Project description:Oncolytic viruses represent a new class of therapeutic agents that promote anti-tumour responses through a dual mechanism of action that is dependent on selective tumour cell killing and the induction of systemic anti-tumour immunity. The molecular and cellular mechanisms of action are not fully elucidated but are likely to depend on viral replication within transformed cells, induction of primary cell death, interaction with tumour cell antiviral elements and initiation of innate and adaptive anti-tumour immunity. A variety of native and genetically modified viruses have been developed as oncolytic agents, and the approval of the first oncolytic virus by the US Food and Drug Administration (FDA) is anticipated in the near future. This Review provides a comprehensive overview of the basic biology supporting oncolytic viruses as cancer therapeutic agents, describes oncolytic viruses in advanced clinical trials and discusses the unique challenges in the development of oncolytic viruses as a new class of drugs for the treatment of cancer.
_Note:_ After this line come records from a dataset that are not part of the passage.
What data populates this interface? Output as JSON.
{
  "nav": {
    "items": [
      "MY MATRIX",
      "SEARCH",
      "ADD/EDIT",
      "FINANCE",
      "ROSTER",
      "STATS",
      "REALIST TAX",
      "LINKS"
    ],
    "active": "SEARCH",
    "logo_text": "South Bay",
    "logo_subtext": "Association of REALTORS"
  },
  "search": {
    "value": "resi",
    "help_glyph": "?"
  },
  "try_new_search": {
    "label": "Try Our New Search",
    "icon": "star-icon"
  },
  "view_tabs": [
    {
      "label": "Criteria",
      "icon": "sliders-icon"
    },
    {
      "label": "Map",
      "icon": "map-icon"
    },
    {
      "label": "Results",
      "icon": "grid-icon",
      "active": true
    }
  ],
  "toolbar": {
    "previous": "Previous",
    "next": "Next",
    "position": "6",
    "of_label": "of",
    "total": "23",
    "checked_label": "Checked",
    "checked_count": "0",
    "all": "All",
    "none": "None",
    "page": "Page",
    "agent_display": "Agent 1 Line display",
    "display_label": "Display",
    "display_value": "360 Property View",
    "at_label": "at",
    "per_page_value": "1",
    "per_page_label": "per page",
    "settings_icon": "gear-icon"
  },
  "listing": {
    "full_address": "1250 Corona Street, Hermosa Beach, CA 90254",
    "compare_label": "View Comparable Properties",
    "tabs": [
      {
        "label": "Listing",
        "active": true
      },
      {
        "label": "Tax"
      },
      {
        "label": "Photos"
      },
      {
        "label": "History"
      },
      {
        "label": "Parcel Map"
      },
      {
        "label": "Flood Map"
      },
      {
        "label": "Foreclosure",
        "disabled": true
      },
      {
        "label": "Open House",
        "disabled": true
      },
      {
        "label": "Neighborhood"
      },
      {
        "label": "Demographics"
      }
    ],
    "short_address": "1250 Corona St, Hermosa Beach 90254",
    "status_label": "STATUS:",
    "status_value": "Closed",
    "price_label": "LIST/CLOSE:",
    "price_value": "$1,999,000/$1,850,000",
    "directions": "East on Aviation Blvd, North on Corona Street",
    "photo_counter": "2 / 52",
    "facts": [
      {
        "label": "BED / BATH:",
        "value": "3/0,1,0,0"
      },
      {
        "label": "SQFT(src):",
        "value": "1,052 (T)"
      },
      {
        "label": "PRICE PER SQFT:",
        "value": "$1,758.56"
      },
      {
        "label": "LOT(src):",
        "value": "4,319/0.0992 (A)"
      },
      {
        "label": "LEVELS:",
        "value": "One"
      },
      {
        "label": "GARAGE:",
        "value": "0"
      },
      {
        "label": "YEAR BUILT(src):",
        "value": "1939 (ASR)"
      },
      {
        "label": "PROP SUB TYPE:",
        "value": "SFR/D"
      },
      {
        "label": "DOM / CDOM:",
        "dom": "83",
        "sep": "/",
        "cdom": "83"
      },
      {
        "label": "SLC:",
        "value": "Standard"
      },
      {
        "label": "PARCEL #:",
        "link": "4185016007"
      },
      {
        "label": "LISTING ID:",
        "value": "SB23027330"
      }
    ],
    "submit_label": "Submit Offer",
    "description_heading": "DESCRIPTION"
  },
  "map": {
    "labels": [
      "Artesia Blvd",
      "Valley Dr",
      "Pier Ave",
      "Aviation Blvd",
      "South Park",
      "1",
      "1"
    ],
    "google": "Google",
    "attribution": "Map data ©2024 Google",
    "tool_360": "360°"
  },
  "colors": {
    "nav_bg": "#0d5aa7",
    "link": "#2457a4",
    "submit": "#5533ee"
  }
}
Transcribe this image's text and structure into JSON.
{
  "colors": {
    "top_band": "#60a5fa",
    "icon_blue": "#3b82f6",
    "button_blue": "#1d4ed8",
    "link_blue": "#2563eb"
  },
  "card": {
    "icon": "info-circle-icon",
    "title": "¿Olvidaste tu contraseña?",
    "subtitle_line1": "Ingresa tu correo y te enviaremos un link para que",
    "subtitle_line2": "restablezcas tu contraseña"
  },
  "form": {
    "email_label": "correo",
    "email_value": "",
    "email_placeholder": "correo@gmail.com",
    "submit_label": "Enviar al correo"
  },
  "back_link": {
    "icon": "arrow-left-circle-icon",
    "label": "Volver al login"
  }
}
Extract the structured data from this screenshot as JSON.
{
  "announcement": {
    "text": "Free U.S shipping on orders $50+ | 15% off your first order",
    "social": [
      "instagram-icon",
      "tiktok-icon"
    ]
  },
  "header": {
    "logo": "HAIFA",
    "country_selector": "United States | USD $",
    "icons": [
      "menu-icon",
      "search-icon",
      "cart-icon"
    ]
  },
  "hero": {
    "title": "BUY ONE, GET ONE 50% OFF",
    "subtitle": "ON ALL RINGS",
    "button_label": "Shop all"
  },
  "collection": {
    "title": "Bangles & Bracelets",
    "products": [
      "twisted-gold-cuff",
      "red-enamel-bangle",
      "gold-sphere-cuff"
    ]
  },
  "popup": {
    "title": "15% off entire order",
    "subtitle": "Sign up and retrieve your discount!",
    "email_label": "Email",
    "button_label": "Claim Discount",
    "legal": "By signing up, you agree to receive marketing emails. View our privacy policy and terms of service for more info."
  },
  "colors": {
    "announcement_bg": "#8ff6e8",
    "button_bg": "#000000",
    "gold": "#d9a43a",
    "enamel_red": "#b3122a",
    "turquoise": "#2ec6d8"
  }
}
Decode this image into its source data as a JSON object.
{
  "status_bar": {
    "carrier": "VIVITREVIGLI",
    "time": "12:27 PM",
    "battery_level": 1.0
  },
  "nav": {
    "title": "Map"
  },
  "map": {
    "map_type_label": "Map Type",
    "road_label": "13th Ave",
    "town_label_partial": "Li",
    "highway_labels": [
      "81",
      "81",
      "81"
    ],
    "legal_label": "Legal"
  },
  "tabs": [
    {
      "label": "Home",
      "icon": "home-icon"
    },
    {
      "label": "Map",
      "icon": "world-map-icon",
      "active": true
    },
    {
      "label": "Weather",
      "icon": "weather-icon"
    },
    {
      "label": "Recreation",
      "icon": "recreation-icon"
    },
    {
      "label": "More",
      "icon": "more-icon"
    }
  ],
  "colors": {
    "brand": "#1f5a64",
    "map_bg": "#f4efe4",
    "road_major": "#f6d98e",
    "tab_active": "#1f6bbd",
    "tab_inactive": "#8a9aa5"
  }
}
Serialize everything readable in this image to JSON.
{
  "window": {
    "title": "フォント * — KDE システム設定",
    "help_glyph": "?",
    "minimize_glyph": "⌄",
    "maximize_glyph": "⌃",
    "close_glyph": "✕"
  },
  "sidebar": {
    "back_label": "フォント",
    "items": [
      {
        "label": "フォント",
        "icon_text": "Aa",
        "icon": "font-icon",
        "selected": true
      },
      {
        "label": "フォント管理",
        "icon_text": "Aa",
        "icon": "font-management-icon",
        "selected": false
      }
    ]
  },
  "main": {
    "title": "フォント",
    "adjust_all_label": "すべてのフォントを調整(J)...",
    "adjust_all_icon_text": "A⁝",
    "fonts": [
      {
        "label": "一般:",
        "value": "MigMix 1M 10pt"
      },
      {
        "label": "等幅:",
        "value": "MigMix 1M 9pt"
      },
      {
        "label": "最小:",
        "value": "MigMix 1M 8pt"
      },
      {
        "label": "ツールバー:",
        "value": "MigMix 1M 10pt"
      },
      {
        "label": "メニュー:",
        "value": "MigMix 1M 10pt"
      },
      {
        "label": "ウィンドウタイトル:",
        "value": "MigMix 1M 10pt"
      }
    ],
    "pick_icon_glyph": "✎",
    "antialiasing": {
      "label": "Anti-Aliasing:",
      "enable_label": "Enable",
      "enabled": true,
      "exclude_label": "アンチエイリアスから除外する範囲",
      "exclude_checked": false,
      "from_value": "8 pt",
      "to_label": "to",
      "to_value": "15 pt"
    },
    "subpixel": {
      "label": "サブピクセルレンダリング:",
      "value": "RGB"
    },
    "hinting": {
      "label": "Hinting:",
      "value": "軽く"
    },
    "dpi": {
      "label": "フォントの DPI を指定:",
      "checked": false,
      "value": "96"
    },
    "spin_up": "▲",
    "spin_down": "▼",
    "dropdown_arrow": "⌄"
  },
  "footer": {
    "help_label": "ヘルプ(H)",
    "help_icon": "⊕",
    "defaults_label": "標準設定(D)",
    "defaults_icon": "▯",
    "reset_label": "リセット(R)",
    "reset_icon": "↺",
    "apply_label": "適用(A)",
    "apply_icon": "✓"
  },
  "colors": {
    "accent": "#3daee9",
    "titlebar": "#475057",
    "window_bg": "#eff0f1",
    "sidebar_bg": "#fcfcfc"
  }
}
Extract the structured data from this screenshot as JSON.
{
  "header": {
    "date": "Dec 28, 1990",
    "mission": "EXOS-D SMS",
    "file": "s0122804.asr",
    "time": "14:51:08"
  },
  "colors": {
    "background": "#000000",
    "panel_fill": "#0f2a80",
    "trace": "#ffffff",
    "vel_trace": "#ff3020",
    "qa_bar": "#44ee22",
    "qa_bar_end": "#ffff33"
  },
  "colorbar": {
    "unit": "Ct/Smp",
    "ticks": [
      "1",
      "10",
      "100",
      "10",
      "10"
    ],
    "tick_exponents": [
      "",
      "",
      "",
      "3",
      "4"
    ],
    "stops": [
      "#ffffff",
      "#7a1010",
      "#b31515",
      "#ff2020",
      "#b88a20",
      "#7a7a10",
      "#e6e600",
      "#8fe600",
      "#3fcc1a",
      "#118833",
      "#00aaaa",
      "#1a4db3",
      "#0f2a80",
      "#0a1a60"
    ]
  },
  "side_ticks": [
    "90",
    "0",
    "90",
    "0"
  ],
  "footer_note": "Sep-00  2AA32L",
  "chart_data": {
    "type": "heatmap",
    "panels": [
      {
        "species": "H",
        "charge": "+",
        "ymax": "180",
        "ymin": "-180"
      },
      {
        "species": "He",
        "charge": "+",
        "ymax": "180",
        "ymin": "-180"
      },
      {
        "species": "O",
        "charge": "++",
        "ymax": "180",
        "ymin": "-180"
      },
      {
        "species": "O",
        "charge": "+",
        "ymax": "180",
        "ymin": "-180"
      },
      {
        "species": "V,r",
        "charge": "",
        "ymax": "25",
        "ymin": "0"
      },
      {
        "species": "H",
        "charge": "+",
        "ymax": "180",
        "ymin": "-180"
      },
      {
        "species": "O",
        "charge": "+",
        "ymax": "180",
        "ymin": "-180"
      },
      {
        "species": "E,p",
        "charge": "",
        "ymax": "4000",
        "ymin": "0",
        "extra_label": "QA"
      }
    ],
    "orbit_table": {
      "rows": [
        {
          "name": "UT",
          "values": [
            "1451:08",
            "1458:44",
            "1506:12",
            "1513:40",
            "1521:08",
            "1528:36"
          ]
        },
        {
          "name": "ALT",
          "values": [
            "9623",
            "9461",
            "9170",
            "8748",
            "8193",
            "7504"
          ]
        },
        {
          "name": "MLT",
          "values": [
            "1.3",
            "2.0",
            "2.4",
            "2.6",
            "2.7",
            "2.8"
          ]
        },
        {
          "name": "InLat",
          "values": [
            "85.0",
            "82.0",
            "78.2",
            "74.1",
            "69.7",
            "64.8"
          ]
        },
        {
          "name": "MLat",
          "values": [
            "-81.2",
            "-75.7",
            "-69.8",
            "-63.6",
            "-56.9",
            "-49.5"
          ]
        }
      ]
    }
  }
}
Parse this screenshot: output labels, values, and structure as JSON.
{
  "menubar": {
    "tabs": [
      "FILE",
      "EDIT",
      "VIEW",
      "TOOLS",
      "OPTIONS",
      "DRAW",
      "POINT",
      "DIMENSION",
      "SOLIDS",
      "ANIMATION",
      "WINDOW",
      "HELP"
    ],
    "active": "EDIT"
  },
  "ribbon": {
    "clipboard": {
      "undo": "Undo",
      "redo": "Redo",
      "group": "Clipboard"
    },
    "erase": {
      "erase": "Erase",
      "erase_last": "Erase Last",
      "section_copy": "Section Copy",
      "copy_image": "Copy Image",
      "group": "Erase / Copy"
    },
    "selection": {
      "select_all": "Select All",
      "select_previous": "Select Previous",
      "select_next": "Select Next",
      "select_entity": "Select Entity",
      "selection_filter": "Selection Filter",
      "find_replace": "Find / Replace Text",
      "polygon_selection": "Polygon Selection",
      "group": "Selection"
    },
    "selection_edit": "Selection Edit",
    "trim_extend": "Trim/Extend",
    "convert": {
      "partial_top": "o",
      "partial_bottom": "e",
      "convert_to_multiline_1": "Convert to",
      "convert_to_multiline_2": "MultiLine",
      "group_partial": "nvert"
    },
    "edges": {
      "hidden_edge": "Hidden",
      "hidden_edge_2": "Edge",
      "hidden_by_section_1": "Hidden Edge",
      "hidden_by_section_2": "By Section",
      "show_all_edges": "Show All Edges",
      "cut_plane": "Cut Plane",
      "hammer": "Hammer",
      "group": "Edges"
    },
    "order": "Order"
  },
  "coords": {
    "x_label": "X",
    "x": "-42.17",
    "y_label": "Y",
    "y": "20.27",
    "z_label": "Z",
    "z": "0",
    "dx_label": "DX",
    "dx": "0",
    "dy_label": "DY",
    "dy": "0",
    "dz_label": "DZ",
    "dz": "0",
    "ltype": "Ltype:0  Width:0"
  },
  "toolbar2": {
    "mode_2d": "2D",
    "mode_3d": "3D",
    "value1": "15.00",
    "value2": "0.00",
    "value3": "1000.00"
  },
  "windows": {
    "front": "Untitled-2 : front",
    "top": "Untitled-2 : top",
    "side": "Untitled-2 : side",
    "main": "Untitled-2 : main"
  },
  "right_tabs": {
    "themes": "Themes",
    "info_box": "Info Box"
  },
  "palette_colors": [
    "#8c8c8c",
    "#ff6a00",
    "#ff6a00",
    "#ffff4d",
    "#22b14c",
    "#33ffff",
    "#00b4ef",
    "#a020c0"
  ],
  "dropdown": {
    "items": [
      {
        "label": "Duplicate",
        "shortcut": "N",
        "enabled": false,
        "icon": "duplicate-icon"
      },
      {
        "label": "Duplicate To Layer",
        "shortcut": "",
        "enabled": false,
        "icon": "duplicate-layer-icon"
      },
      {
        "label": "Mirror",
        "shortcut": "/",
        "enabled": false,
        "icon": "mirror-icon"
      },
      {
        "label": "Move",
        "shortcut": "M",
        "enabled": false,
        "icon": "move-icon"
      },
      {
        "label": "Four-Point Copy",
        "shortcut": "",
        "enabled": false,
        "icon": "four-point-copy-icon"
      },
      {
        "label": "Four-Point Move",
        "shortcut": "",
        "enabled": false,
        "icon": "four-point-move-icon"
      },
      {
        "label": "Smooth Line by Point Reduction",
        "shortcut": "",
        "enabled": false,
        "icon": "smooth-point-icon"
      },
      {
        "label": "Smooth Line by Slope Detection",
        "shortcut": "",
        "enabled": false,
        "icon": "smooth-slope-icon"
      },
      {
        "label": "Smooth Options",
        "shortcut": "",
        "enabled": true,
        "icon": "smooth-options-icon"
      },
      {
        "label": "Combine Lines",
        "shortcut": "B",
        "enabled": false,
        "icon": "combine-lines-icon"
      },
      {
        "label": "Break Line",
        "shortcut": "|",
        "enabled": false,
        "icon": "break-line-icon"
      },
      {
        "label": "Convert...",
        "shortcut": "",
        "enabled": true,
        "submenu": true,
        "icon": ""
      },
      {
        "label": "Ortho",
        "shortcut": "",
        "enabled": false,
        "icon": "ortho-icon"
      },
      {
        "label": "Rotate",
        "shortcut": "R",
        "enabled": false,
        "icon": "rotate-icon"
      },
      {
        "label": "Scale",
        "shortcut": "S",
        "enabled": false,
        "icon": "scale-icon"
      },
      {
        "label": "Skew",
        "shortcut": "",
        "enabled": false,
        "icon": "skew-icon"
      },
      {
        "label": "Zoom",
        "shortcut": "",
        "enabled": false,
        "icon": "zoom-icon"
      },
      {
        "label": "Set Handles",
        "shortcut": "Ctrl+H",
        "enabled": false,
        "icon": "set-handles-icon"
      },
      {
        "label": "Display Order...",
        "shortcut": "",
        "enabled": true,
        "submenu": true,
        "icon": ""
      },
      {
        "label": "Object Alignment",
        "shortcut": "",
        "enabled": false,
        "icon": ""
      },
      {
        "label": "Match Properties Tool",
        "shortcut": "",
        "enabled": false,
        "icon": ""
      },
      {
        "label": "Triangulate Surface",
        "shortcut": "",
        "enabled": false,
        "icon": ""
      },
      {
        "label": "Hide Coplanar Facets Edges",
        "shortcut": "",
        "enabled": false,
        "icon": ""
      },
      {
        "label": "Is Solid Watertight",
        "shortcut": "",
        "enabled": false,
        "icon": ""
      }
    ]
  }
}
Project description:Oncolytic virotherapy is gaining interest in the clinic as a new weapon against cancer. In vivo administration of oncolytic viruses showed important limitations that decrease their effectiveness very significantly: the antiviral immune response causes the elimination of the therapeutic effect, and the poor natural ability of oncolytic viruses to infect micrometastatic lesions significantly minimizes the effective dose of virus. This review will focus on updating the technical and scientific foundations of one of the strategies developed to overcome these limitations, ie, using cells as vehicles for oncolytic viruses. Among many candidates, a special type of adult stem cell, mesenchymal stem cells (MSCs), have already been used in the clinic as cell vehicles for oncolytic viruses, partly due to the fact that these cells are actively being evaluated for other indications. MSC carrier cells are used as Trojan horses loaded with oncoviruses, are administered systemically, and release their cargos at the right places. MSCs are equipped with an array of molecules involved in cell arrest in the capillaries (integrins and selectins), migration toward specific parenchymal locations within tissues (chemokine receptors), and invasion and degradation of the extracellular matrix (proteases). In addition to anatomical targeting capacity, MSCs have a well-recognized role in modulating immune responses by affecting cells of the innate (antigen-presenting cells, natural killer cells) and adaptive immune system (effector and regulatory lymphocytes). Therefore, carrier MSCs may also modulate the immune responses taking place after therapy, ie, the antiviral and the antitumor immune responses.